I understand that I hate progressive and liberal philosophy. Those idiots can call me a right-winger all they want—because if Cloud Atlas is what they think merits thought—they are thoughtless. They do not even have the ability to make a compelling argument if that is the best they can do. Cloud Atlas is the culmination of that kind of crappy Hollywood politics where screenplays are written by boot lickers at parties where drugs flow freely and everyone thinks they are brilliant from the vantage point of the little flat of land nudged up between the Pacific Ocean and the Nevada desert mountains. The Wachowski family is not the second coming. They likely ripped off the concept of the Matrix from another writer and have struggled to make a good film since—even though studios have thrown massive budgets at them. Larry Wachowski wrecked his life in the Hollywood Dungeon when he started hanging around with Iisa Strix and Buck Angel the transsexual known as “The Dude With a Pussy.” Worse yet, one of the directors of Cloud Atlas was Lana—who used to be Larry after he went through a sex change operation—so he is one of those LGBT people and that wrecked identity became Cloud Atlas.
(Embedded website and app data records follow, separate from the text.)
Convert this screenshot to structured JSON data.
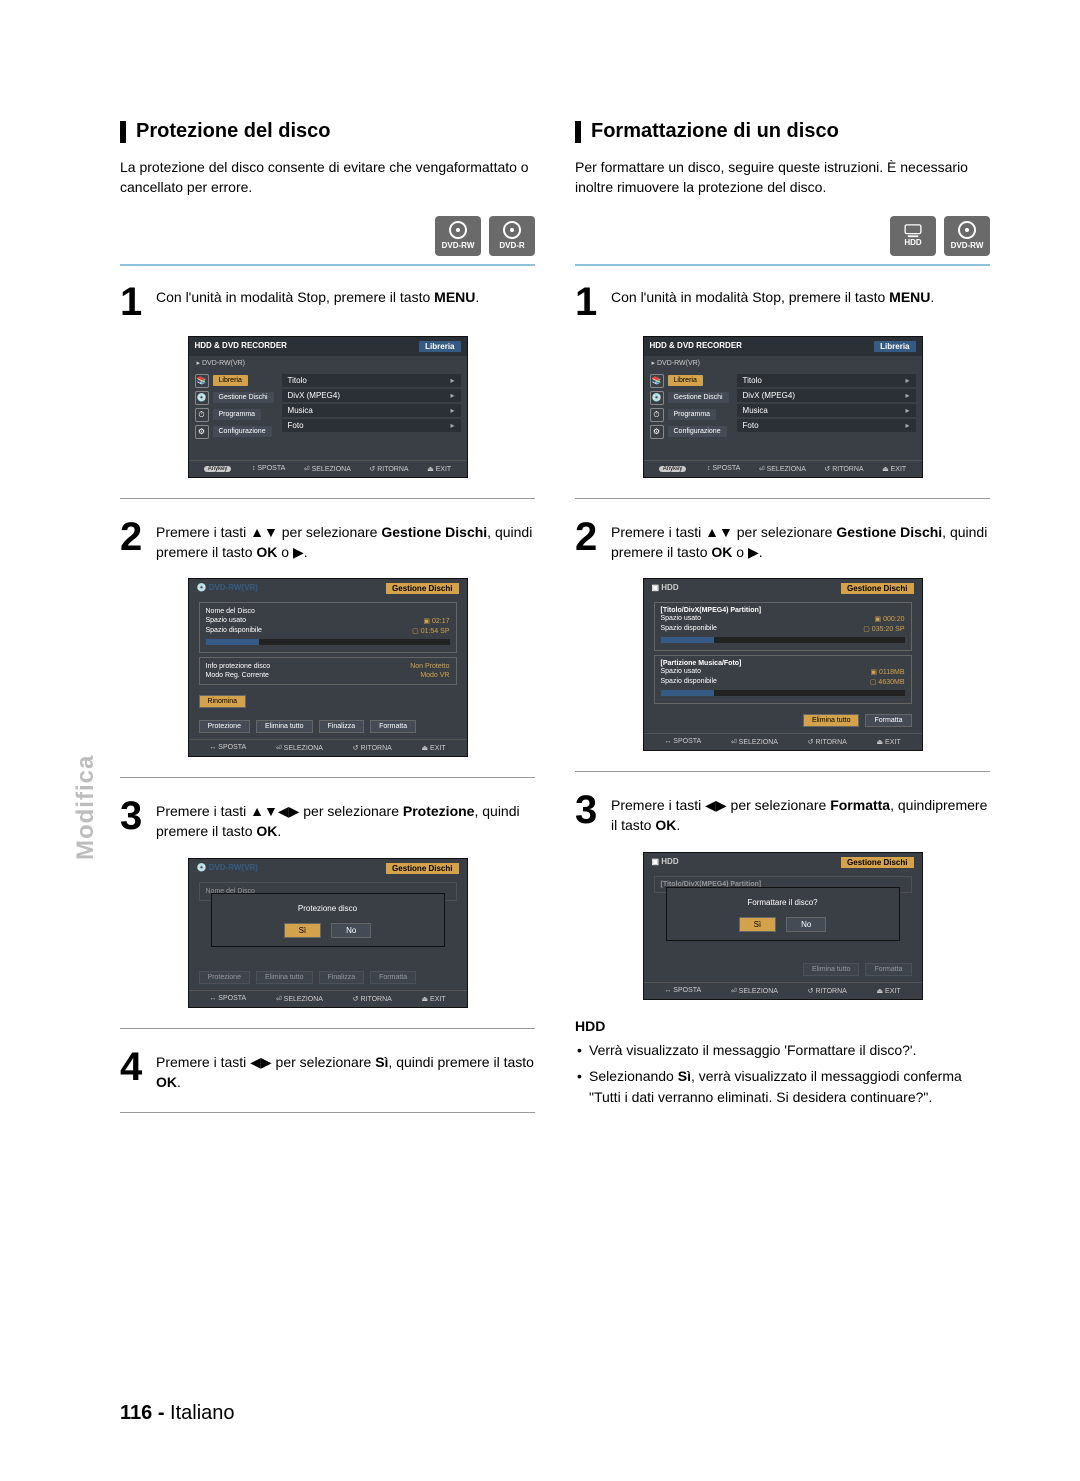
{
  "side_label": "Modifica",
  "footer": {
    "page": "116 -",
    "lang": "Italiano"
  },
  "disc_labels": {
    "hdd": "HDD",
    "dvdrw": "DVD-RW",
    "dvdr": "DVD-R"
  },
  "left": {
    "title": "Protezione del disco",
    "intro": "La protezione del disco consente di evitare che vengaformattato o cancellato per errore.",
    "step1": {
      "pre": "Con l'unità in modalità Stop, premere il tasto ",
      "bold": "MENU",
      "post": "."
    },
    "step2": {
      "pre": "Premere i tasti ▲▼ per selezionare ",
      "b1": "Gestione Dischi",
      "mid": ", quindi premere il tasto ",
      "b2": "OK",
      "post": " o ▶."
    },
    "step3": {
      "pre": "Premere i tasti ▲▼◀▶ per selezionare ",
      "b1": "Protezione",
      "mid": ", quindi premere il tasto ",
      "b2": "OK",
      "post": "."
    },
    "step4": {
      "pre": "Premere i tasti ◀▶ per selezionare ",
      "b1": "Sì",
      "mid": ", quindi premere il tasto ",
      "b2": "OK",
      "post": "."
    }
  },
  "right": {
    "title": "Formattazione di un disco",
    "intro": "Per formattare un disco, seguire queste istruzioni. È necessario inoltre rimuovere la protezione del disco.",
    "step1": {
      "pre": "Con l'unità in modalità Stop, premere il tasto ",
      "bold": "MENU",
      "post": "."
    },
    "step2": {
      "pre": "Premere i tasti ▲▼ per selezionare ",
      "b1": "Gestione Dischi",
      "mid": ", quindi premere il tasto ",
      "b2": "OK",
      "post": " o ▶."
    },
    "step3": {
      "pre": "Premere i tasti ◀▶ per selezionare ",
      "b1": "Formatta",
      "mid": ", quindipremere il tasto ",
      "b2": "OK",
      "post": "."
    },
    "hdd": {
      "title": "HDD",
      "li1": "Verrà visualizzato il messaggio 'Formattare il disco?'.",
      "li2_pre": "Selezionando ",
      "li2_bold": "Sì",
      "li2_post": ", verrà visualizzato il messaggiodi conferma \"Tutti i dati verranno eliminati. Si desidera continuare?\"."
    }
  },
  "osd_menu": {
    "header_left": "HDD & DVD RECORDER",
    "header_right": "Libreria",
    "sub": "DVD-RW(VR)",
    "side": [
      "Libreria",
      "Gestione Dischi",
      "Programma",
      "Configurazione"
    ],
    "list": [
      "Titolo",
      "DivX (MPEG4)",
      "Musica",
      "Foto"
    ],
    "footer": {
      "anykey": "Anykey",
      "sposta": "SPOSTA",
      "seleziona": "SELEZIONA",
      "ritorna": "RITORNA",
      "exit": "EXIT"
    }
  },
  "osd_gd_left": {
    "disc": "DVD-RW(VR)",
    "title": "Gestione Dischi",
    "rows1": [
      [
        "Nome del Disco",
        ""
      ],
      [
        "Spazio usato",
        "02:17"
      ],
      [
        "Spazio disponibile",
        "01:54 SP"
      ]
    ],
    "rows2": [
      [
        "Info protezione disco",
        "Non Protetto"
      ],
      [
        "Modo Reg. Corrente",
        "Modo VR"
      ]
    ],
    "btn_top": "Rinomina",
    "btns": [
      "Protezione",
      "Elimina tutto",
      "Finalizza",
      "Formatta"
    ]
  },
  "osd_gd_right": {
    "disc": "HDD",
    "title": "Gestione Dischi",
    "part1_title": "[Titolo/DivX(MPEG4) Partition]",
    "part1_rows": [
      [
        "Spazio usato",
        "000:20"
      ],
      [
        "Spazio disponibile",
        "035:20 SP"
      ]
    ],
    "part2_title": "[Partizione Musica/Foto]",
    "part2_rows": [
      [
        "Spazio usato",
        "0118MB"
      ],
      [
        "Spazio disponibile",
        "4630MB"
      ]
    ],
    "btns": [
      "Elimina tutto",
      "Formatta"
    ]
  },
  "osd_protect_dialog": {
    "disc": "DVD-RW(VR)",
    "title": "Gestione Dischi",
    "nome": "Nome del Disco",
    "msg": "Protezione disco",
    "yes": "Sì",
    "no": "No",
    "btns": [
      "Protezione",
      "Elimina tutto",
      "Finalizza",
      "Formatta"
    ]
  },
  "osd_format_dialog": {
    "disc": "HDD",
    "title": "Gestione Dischi",
    "part1_title": "[Titolo/DivX(MPEG4) Partition]",
    "msg": "Formattare il disco?",
    "yes": "Sì",
    "no": "No",
    "btns": [
      "Elimina tutto",
      "Formatta"
    ]
  },
  "footer_osd": {
    "sposta": "SPOSTA",
    "seleziona": "SELEZIONA",
    "ritorna": "RITORNA",
    "exit": "EXIT"
  }
}
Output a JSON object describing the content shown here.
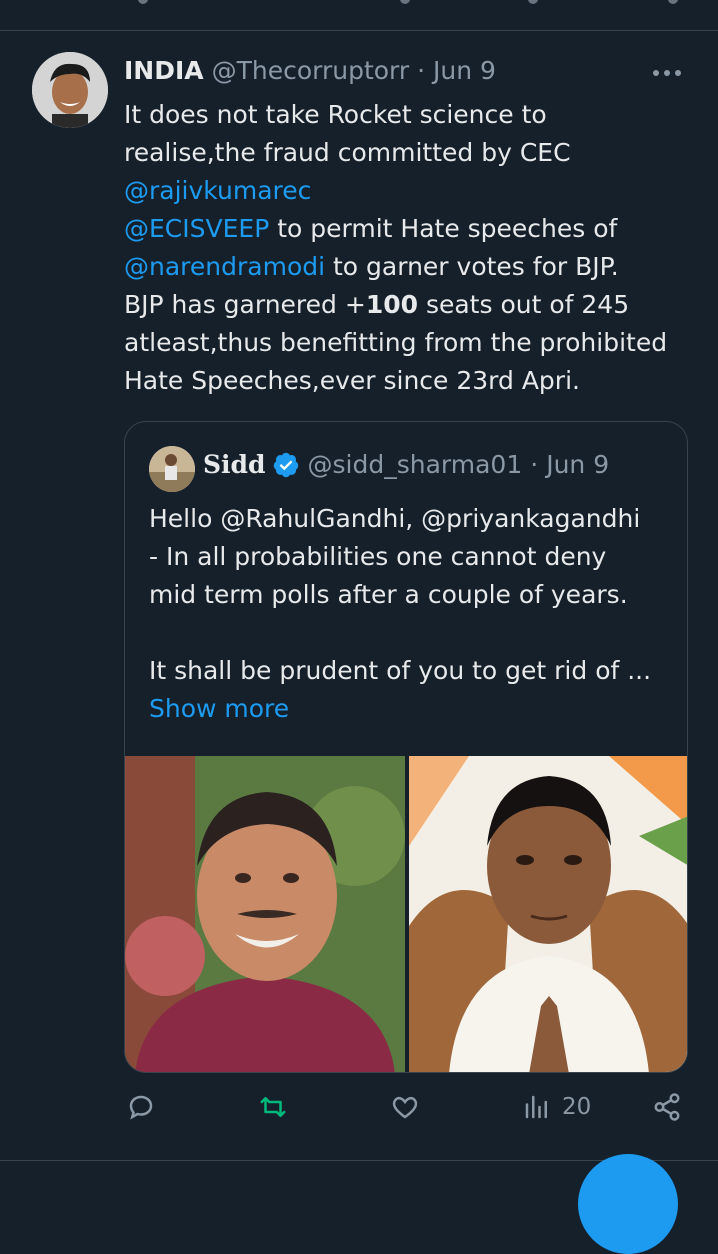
{
  "tweet": {
    "author_name": "INDIA",
    "handle": "@Thecorruptorr",
    "separator": "·",
    "date": "Jun 9",
    "lines": [
      {
        "pre": "It does not take Rocket science to",
        "mention": "",
        "post": ""
      },
      {
        "pre": "realise,the fraud committed by CEC",
        "mention": "",
        "post": ""
      },
      {
        "pre": "",
        "mention": "@rajivkumarec",
        "post": ""
      },
      {
        "pre": "",
        "mention": "@ECISVEEP",
        "post": " to permit Hate speeches of"
      },
      {
        "pre": "",
        "mention": "@narendramodi",
        "post": " to garner votes for BJP."
      }
    ],
    "line6_pre": "BJP has garnered +",
    "line6_bold": "100",
    "line6_post": " seats out of 245",
    "line7": "atleast,thus benefitting from the prohibited",
    "line8": "Hate Speeches,ever since 23rd Apri."
  },
  "quote": {
    "author_name": "Sidd",
    "handle": "@sidd_sharma01",
    "separator": "·",
    "date": "Jun 9",
    "lines": [
      "Hello @RahulGandhi, @priyankagandhi",
      "- In all probabilities one cannot deny",
      "mid term polls after a couple of years.",
      "",
      "It shall be prudent of you to get rid of ..."
    ],
    "show_more": "Show more"
  },
  "actions": {
    "views": "20"
  },
  "colors": {
    "background": "#15202b",
    "link": "#1d9bf0",
    "muted": "#8b98a5",
    "retweet": "#00ba7c"
  },
  "icons": [
    "reply-icon",
    "retweet-icon",
    "like-icon",
    "views-icon",
    "share-icon",
    "more-icon",
    "verified-icon"
  ]
}
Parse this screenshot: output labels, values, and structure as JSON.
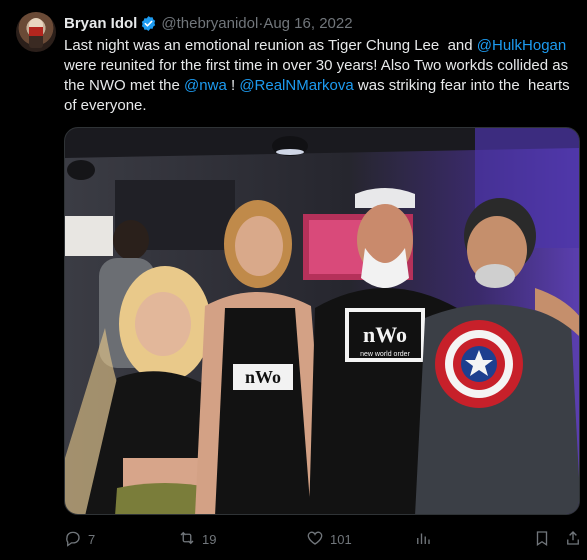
{
  "tweet": {
    "author_name": "Bryan Idol",
    "author_handle": "@thebryanidol",
    "separator": " · ",
    "date": "Aug 16, 2022",
    "text_parts": [
      "Last night was an emotional reunion as Tiger Chung Lee  and ",
      "@HulkHogan",
      " were reunited for the first time in over 30 years! Also Two workds collided as the NWO met the ",
      "@nwa",
      " ! ",
      "@RealNMarkova",
      " was striking fear into the  hearts of everyone."
    ],
    "photo_text": {
      "nwo_shirt_line1": "nWo",
      "nwo_shirt_line2": "new world order",
      "tank_logo": "nWo"
    }
  },
  "actions": {
    "replies": "7",
    "retweets": "19",
    "likes": "101"
  },
  "colors": {
    "link": "#1d9bf0",
    "muted": "#71767b",
    "text": "#e7e9ea",
    "background": "#000000"
  },
  "icons": [
    "verified-badge-icon",
    "reply-icon",
    "retweet-icon",
    "like-icon",
    "views-icon",
    "bookmark-icon",
    "share-icon"
  ]
}
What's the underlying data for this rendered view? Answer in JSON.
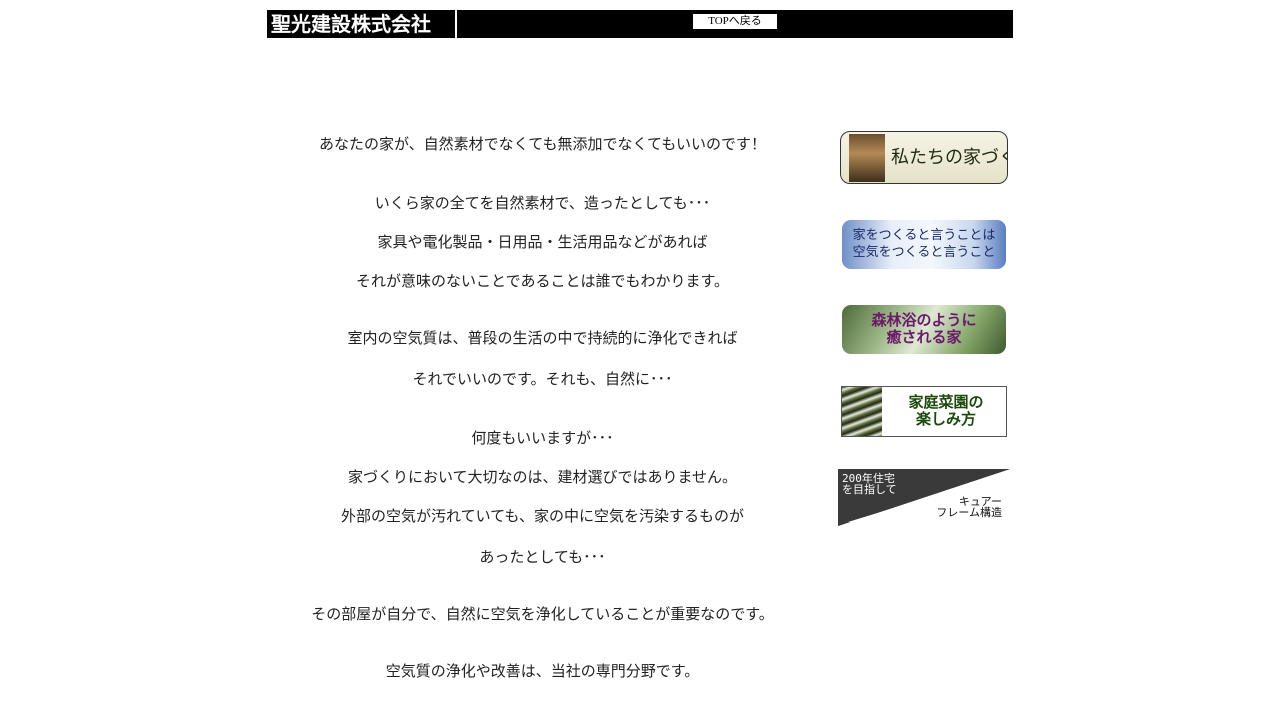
{
  "header": {
    "logo_text": "聖光建設株式会社",
    "top_button_label": "TOPへ戻る"
  },
  "main": {
    "lines": [
      "あなたの家が、自然素材でなくても無添加でなくてもいいのです！",
      "いくら家の全てを自然素材で、造ったとしても･･･",
      "家具や電化製品・日用品・生活用品などがあれば",
      "それが意味のないことであることは誰でもわかります。",
      "室内の空気質は、普段の生活の中で持続的に浄化できれば",
      "それでいいのです。それも、自然に･･･",
      "何度もいいますが･･･",
      "家づくりにおいて大切なのは、建材選びではありません。",
      "外部の空気が汚れていても、家の中に空気を汚染するものが",
      "あったとしても･･･",
      "その部屋が自分で、自然に空気を浄化していることが重要なのです。",
      "空気質の浄化や改善は、当社の専門分野です。"
    ]
  },
  "sidebar": {
    "banners": [
      {
        "label": "私たちの家づくり"
      },
      {
        "label": "家をつくると言うことは\n空気をつくると言うこと"
      },
      {
        "label": "森林浴のように\n癒される家"
      },
      {
        "label": "家庭菜園の\n楽しみ方"
      },
      {
        "label_top": "200年住宅\nを目指して",
        "label_bottom": "キュアー\nフレーム構造"
      }
    ]
  }
}
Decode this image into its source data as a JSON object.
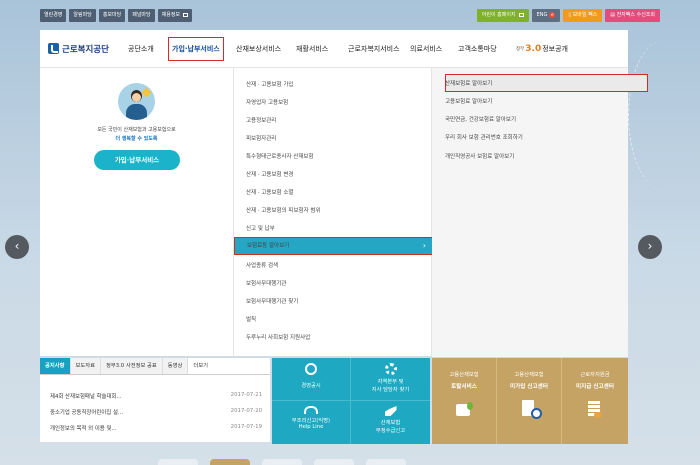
{
  "topbar": {
    "left": [
      "열린경영",
      "알림마당",
      "홍보마당",
      "패널마당",
      "채용정보"
    ],
    "kids": "어린이 홈페이지",
    "eng": "ENG",
    "mobile": "모바일 팩스",
    "fax": "전자팩스 수신조회"
  },
  "logo": {
    "name": "근로복지공단"
  },
  "nav": {
    "items": [
      "공단소개",
      "가입·납부서비스",
      "산재보상서비스",
      "재활서비스",
      "근로자복지서비스",
      "의료서비스",
      "고객소통마당"
    ],
    "gov_prefix": "정부",
    "gov_num": "3.0",
    "gov_label": "정보공개"
  },
  "dropdown": {
    "intro_line1": "모든 국민이 산재보험과 고용보험으로",
    "intro_line2": "더 행복할 수 있도록",
    "intro_button": "가입·납부서비스",
    "col2": [
      "산재 · 고용보험 가입",
      "자영업자 고용보험",
      "고용정보관리",
      "피보험자관리",
      "특수형태근로종사자 산재보험",
      "산재 · 고용보험 변경",
      "산재 · 고용보험 소멸",
      "산재 · 고용보험의 피보험자 범위",
      "신고 및 납부",
      "보험료등 알아보기",
      "사업종류 검색",
      "보험사무대행기관",
      "보험사무대행기관 찾기",
      "벌칙",
      "두루누리 사회보험 지원사업"
    ],
    "col2_highlight_index": 9,
    "col3": [
      "산재보험료 알아보기",
      "고용보험료 알아보기",
      "국민연금, 건강보험료 알아보기",
      "우리 회사 보험 관리번호 조회하기",
      "개인직영공사 보험료 알아보기"
    ]
  },
  "arrows": {
    "left": "‹",
    "right": "›"
  },
  "notice": {
    "tabs": [
      "공지사항",
      "보도자료",
      "정부3.0 사전정보 공표",
      "동영상"
    ],
    "more": "더보기",
    "rows": [
      {
        "title": "제4회 산재보험패널 학술대회...",
        "date": "2017-07-21"
      },
      {
        "title": "중소기업 공동직장어린이집 설...",
        "date": "2017-07-20"
      },
      {
        "title": "개인정보의 목적 외 이용 및...",
        "date": "2017-07-19"
      }
    ]
  },
  "tiles": {
    "t1": "경영공시",
    "t2a": "지역본부 및",
    "t2b": "지사 담당자 찾기",
    "t3a": "부조리신고(익명)",
    "t3b": "Help Line",
    "t4a": "산재보험",
    "t4b": "부정수급신고"
  },
  "gold": [
    {
      "top": "고용산재보험",
      "bottom": "토탈서비스"
    },
    {
      "top": "고용산재보험",
      "bottom": "미가입 신고센터"
    },
    {
      "top": "근로자지원금",
      "bottom": "미지급 신고센터"
    }
  ]
}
It’s not that the many incidences in Cloud Atlas where male characters play females, and females play males was artistically wrong—it was just too simple. Anyone who bases their identity purely on sexual function is a lost cause—and in essence, this is what was going on in Cloud Atlas. The premise of the characters is from the vantage point of the kind of person who desires to engage in bondage in the Dungeon which is a huge part of that transsexual community in Los Angeles. But for the rest of the nation—it’s considered stupid. So while Cloud Atlas had a 10 minute standing ovation at Sundance and progressives raved about the film—it is only hard-core progressives who enjoyed it. For everyone else—it is ridiculously simple—and tragically limited in its philosophical outlook. What makes a person is not the holes they have in their bodies which allow for sexual penetration—it is the content of their minds—and in Cloud Atlas, the minds are disasters who made a film seething with liberal talking points ridiculously displayed as a work of art that belong nowhere else but in a litter box.
Ironically, I didn’t even know that Larry had turned himself into Lana before I watched Cloud Atlas. I discovered that trying to figure out why the movie was so fu**ed up. I was trying to understand how and why Warner Brothers distributed the film and discover who put up the money for the project and learn what on earth the directors were thinking. That’s when I learned that Larry never recovered from his divorce after being caught with the dominatrix Strix in the Dungeon—and had poured way too much mental energy into becoming a woman. He then directed a film about the quality of a soul regardless of gender roles over a long-span of time to justify his/her terrible decisions in life.